Books for children often send an important message to young readers, so why wouldn’t they be fitting for adults as well? Many classic children’s books not only teach lessons on how to become a well-behaved, life-loving, productive member of society, but they can also serve as a reminder to adults. Books aimed at young readers are straightforward, and send unpretentious messages on the fundamentals of human behavior: from sharing your things to remaining optimistic even when life appears bleak. The books on this list range in the age they are targeted towards, but all can serve as lessons for adults, too!
1. Alexander and the Terrible, Horrible, No Good, Very Bad Day by Judith Viorst
We have all felt like Alexander, usually more than once a week. All in one day, everything can feel like its going wrong and getting out of bed seems like the worst idea. Grumpy Alexander is emblematic of most adults, but comes to the astonishingly optimistic realization that things can and will change. There’s no need to mope, at least not for too long.
2. The BFG by Roald Dahl

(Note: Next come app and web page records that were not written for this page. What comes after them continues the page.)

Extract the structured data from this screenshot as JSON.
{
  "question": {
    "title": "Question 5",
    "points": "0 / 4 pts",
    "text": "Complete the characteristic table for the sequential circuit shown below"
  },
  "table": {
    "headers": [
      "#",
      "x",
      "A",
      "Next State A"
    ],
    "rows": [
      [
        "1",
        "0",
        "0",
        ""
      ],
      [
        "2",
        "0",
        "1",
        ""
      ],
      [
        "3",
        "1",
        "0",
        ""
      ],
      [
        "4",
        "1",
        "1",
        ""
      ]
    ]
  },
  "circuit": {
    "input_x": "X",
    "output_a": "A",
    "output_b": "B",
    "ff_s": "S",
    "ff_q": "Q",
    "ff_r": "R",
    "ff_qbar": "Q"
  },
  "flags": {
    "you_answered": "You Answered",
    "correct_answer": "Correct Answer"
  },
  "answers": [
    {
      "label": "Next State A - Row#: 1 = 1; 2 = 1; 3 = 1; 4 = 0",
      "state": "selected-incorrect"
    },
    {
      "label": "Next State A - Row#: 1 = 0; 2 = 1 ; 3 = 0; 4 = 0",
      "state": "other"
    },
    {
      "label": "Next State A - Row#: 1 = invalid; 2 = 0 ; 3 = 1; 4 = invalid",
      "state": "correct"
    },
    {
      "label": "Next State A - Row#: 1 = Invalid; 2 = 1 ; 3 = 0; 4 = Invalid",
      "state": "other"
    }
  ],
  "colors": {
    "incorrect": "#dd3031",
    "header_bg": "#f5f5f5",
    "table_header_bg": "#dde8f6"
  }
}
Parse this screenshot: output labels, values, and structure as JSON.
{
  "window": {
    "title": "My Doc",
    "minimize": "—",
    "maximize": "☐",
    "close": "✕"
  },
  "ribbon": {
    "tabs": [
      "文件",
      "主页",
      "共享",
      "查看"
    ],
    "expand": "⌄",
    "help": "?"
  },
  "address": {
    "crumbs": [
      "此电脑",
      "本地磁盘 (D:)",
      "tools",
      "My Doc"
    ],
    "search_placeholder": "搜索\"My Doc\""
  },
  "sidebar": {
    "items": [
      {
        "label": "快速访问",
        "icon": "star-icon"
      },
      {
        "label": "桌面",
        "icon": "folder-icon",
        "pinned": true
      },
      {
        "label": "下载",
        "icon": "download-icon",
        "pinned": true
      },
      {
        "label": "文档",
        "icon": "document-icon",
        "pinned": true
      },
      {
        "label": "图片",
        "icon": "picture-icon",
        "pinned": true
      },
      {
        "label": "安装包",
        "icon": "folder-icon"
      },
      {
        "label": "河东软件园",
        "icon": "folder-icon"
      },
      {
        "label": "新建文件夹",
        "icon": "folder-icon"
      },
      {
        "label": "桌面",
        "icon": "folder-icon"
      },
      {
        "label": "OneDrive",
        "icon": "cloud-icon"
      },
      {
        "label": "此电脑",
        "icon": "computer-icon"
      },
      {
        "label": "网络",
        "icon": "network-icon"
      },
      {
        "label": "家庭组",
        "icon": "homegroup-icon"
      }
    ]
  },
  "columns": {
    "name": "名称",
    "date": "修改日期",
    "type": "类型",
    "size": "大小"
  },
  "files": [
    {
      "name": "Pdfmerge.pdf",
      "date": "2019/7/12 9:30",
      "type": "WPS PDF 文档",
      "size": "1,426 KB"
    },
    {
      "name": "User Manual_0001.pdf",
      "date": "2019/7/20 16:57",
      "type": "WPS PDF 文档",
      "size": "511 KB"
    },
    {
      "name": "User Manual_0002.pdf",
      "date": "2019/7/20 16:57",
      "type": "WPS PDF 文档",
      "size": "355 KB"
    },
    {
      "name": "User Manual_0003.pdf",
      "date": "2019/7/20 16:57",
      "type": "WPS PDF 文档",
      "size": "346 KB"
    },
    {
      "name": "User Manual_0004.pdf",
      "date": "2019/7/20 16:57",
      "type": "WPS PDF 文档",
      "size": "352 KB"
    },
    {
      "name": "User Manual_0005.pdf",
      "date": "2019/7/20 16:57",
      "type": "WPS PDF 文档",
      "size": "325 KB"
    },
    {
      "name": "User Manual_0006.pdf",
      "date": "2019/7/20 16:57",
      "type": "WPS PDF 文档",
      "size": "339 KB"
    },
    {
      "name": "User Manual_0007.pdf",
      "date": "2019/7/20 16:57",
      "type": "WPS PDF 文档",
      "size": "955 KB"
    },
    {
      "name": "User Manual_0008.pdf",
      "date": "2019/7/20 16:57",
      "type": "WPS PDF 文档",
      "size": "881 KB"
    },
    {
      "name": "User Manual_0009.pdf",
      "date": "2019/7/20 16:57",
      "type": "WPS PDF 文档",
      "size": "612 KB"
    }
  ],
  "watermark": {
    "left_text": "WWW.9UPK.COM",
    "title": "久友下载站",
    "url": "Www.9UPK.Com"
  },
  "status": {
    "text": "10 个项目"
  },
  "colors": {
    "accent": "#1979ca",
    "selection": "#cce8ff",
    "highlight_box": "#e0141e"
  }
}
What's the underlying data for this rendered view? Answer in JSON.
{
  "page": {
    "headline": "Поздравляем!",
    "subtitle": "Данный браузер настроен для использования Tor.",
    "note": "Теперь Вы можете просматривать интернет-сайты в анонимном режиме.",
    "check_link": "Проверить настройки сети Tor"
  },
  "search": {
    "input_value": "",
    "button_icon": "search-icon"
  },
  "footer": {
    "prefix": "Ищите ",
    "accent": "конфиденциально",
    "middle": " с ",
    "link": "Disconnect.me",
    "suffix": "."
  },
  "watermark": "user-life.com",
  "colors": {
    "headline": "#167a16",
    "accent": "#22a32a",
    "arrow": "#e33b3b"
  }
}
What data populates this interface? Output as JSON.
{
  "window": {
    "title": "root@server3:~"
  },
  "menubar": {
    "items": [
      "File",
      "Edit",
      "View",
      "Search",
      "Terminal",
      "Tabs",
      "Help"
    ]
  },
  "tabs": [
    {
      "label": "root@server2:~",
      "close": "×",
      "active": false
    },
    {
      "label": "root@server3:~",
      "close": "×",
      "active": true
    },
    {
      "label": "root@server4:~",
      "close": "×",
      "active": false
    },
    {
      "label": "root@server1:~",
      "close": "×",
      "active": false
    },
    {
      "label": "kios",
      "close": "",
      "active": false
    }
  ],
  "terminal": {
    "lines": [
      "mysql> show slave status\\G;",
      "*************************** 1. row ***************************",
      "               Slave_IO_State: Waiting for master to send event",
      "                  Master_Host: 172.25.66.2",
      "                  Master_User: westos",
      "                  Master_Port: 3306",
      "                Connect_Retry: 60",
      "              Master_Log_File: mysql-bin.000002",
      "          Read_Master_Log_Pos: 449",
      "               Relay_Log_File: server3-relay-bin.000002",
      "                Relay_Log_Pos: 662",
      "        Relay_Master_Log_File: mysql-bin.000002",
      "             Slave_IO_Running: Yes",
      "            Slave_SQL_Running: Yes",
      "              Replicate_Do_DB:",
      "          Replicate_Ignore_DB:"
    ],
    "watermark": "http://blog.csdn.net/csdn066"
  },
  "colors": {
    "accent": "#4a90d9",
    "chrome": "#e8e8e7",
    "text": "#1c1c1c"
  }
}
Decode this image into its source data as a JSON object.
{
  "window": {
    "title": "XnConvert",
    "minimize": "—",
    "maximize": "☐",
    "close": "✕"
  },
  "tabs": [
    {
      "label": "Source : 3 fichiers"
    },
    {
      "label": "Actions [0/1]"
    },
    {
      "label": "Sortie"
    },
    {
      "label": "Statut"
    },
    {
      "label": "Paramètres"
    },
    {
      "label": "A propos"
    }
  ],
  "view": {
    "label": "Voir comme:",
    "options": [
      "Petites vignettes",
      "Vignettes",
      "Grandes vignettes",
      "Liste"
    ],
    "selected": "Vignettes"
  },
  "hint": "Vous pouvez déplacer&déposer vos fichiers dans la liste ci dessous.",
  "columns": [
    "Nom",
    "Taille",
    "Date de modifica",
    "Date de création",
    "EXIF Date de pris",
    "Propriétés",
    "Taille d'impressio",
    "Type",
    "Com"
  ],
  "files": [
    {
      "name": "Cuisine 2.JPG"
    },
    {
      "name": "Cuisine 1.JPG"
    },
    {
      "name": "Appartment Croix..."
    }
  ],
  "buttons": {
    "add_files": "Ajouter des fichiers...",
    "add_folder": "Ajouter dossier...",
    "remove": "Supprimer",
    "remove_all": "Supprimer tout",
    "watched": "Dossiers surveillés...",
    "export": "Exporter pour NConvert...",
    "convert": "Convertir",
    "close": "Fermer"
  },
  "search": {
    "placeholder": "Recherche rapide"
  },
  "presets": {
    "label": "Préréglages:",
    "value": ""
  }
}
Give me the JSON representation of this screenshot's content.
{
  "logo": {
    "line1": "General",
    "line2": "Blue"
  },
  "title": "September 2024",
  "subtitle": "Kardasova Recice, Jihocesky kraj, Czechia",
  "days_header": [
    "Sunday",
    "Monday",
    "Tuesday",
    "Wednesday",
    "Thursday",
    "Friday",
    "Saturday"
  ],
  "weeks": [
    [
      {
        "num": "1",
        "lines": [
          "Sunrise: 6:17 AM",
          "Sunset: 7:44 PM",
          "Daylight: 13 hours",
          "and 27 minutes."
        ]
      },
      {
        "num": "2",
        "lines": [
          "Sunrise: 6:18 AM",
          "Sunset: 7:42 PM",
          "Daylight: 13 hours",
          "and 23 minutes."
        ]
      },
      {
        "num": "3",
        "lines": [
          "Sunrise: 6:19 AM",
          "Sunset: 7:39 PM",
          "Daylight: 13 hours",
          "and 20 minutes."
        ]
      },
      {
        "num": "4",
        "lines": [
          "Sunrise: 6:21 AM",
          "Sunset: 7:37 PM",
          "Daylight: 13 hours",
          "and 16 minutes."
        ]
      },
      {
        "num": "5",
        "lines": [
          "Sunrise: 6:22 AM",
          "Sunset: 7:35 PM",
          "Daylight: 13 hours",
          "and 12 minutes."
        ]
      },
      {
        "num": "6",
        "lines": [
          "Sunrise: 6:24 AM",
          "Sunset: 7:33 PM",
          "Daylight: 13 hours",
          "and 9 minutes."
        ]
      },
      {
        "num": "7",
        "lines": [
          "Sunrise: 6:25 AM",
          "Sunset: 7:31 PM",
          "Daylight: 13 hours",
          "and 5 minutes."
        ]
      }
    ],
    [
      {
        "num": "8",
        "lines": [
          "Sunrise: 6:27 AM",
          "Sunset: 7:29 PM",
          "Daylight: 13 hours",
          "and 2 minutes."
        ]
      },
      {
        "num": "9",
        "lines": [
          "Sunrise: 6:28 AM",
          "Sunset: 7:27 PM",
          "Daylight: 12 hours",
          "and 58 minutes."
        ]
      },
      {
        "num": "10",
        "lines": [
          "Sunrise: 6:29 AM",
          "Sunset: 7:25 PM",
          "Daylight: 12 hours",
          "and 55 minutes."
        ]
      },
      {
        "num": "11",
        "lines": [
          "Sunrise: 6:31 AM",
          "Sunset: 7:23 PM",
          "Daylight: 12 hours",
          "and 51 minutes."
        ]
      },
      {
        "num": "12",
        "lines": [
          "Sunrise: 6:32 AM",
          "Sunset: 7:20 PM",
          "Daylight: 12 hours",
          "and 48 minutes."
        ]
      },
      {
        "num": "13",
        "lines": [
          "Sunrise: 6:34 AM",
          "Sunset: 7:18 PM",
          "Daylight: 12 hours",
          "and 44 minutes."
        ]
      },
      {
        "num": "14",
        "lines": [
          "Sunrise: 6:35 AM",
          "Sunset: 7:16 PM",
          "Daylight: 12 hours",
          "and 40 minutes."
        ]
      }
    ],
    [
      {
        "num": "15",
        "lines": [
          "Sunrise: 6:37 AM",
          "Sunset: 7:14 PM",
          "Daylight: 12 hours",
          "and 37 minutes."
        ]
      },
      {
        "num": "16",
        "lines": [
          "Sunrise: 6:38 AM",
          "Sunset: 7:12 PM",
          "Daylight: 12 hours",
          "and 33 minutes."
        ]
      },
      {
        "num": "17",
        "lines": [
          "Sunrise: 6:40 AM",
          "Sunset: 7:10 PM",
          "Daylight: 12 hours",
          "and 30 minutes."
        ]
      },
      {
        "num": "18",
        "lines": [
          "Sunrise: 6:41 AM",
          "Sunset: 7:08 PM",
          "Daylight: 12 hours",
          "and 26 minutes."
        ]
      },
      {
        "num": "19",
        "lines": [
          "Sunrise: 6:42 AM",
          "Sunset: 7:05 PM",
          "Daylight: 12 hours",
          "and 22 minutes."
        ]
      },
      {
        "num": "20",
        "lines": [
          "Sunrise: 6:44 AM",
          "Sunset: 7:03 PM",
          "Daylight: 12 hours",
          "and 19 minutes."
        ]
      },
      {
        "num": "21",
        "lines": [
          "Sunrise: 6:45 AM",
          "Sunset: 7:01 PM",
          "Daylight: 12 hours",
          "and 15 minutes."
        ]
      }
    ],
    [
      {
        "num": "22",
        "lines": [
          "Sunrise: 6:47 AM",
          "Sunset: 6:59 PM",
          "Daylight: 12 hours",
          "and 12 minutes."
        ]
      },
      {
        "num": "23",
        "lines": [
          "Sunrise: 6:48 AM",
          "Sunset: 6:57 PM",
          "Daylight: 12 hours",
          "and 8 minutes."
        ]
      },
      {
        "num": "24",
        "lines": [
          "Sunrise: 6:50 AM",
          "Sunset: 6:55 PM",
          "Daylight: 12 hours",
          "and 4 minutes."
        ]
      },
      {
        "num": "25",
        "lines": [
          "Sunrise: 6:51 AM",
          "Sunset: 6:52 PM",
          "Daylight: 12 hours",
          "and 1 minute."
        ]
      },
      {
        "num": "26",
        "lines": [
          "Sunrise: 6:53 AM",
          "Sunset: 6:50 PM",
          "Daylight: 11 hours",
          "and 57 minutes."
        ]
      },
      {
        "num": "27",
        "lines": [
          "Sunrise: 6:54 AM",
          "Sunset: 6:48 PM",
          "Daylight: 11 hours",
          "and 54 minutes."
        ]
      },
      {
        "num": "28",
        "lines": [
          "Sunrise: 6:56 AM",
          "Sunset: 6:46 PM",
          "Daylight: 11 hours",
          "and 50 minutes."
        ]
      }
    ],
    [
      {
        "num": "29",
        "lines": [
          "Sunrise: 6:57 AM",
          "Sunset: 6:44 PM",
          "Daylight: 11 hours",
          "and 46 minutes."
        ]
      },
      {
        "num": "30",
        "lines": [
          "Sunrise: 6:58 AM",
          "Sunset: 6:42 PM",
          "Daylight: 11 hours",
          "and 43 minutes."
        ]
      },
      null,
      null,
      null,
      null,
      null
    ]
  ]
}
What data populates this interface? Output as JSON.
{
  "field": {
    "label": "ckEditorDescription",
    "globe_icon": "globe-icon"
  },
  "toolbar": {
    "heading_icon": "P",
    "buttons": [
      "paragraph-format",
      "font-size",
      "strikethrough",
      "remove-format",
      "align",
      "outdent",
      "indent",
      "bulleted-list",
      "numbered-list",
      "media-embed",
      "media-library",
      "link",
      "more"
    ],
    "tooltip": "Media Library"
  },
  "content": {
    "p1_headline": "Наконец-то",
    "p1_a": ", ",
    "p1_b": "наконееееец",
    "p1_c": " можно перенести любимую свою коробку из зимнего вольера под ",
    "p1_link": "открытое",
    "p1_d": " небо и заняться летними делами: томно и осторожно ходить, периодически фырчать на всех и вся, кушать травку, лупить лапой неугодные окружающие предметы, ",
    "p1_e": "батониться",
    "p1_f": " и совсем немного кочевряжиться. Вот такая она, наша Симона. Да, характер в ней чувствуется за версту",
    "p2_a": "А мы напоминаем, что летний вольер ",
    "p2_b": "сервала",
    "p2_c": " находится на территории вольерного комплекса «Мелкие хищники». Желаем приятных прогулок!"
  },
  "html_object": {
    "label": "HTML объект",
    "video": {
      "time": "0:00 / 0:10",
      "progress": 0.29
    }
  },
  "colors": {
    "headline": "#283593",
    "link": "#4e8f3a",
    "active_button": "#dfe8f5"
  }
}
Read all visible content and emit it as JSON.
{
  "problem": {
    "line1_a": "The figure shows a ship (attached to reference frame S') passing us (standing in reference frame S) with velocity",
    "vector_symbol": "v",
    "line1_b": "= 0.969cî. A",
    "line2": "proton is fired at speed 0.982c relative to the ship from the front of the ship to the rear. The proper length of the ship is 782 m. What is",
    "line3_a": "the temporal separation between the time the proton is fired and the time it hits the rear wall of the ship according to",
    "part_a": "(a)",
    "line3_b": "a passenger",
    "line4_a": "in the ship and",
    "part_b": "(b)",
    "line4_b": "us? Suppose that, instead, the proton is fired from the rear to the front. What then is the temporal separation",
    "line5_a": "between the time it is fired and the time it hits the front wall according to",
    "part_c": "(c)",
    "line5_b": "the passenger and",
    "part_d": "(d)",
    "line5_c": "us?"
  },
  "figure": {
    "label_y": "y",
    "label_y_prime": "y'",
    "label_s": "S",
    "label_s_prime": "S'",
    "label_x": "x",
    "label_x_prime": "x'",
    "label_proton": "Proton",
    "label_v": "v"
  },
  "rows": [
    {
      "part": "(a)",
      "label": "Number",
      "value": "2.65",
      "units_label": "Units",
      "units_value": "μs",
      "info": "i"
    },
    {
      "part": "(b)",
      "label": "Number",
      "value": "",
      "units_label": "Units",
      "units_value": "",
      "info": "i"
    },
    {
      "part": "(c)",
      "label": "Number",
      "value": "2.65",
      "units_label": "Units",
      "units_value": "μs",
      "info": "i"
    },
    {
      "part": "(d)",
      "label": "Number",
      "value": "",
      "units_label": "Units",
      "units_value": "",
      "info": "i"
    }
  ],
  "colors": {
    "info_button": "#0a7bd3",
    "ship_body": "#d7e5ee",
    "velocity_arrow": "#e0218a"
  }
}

While each Roald Dahl book could easily be on the list, The BFG (short for Big Friendly Giant) is especially heart-warming. The story features the lonely-orphan Sophie, who becomes an international heroine, and the BFG as her misunderstood, but incredibly giving (he literally gives children good dreams), friend. The BFG is different than his giant relatives, because he’s not a cannibal, and humans fear him. But Sophie and the BFG find an unlikely friendship, teaching the reader not to judge someone until you get to know them. While we are all told not to judge, it’s an easily forsaken concept.
3. Ruby the Copycat by Peggy Rathmann
Ruby is new at school and is captivated by the most popular girl in her class—so much so that she copies everything the popular girl wears and does. This is a classic tale about the struggle to be comfortable with yourself, which is sometimes difficult to conquer—even as an adult. Ruby learns that her true self is her happiest self and no ridicule from others could really change who she is. Adults, be your true wacky selves!
4. The Phantom Tollbooth by Norton Juster
The Phantom Tollbooth is filled with messages for children, the main one being that education is invaluable. But the fantastical tale of the epically bored boy, Milo, and his new friend Tock, the watchdog, is filled with adult-appropriate puns, and lessons on how to find fun in the world. Milo learns to use common sense in a completely nonsensical world, and while The Phantom Tollbooth is set in a fantasy land, the real world is often illogical. Juster’s book is a reminder to enjoy life and use your brain.
5. A Series of Unfortunate Events by Lemony Snicket
As a kid, Snicket’s thirteen books about the Baudelaire children were frightening and absurd. The grimness of the story is incredibly entertaining, although the children seem doomed to a life of sadness. Through their adventures, the siblings stick close together and teach children and adults alike the importance of family ties. Adults can especially learn from Count Olaf’s emotionally detached demeanour towards his own young relatives. While the crazy, terrible events may be a fictitious exaggeration, readers can relate to the hardships of life, and adults will be reminded to communicate and sympathize with children, rather than patronizing them.
6. Oh, The Places You’ll Go! By Dr.Seuss
While this book is especially great for graduating pre-schoolers, high schoolers, and college kids because of its optimistic message that with all your obtained knowledge, your options are limitless, it is also a memo to adults. No matter where you are in life, the world still has a lot to offer. Maybe not in the same way as when you were a kid, but remember the young excitement of the unknown can awaken us to the possibilities that still exist. Dr. Seuss’s timeless message is that despite the trouble life throws your way, great things can and will happen.
7. Frindle by Andrew Clements
Nick Allen decides to create a new word. He does this without thinking about consequence or the meaning and history behind long established words. The word, frindle, a new word for pen, becomes immensely popular and he ends up making a fortune off of it. The story encourages readers to be clever and to question establishment- something we are often taught not to do. Clements displays the importance of language and the powerful bond that can form between students and teachers.
Featured Image Via Amazon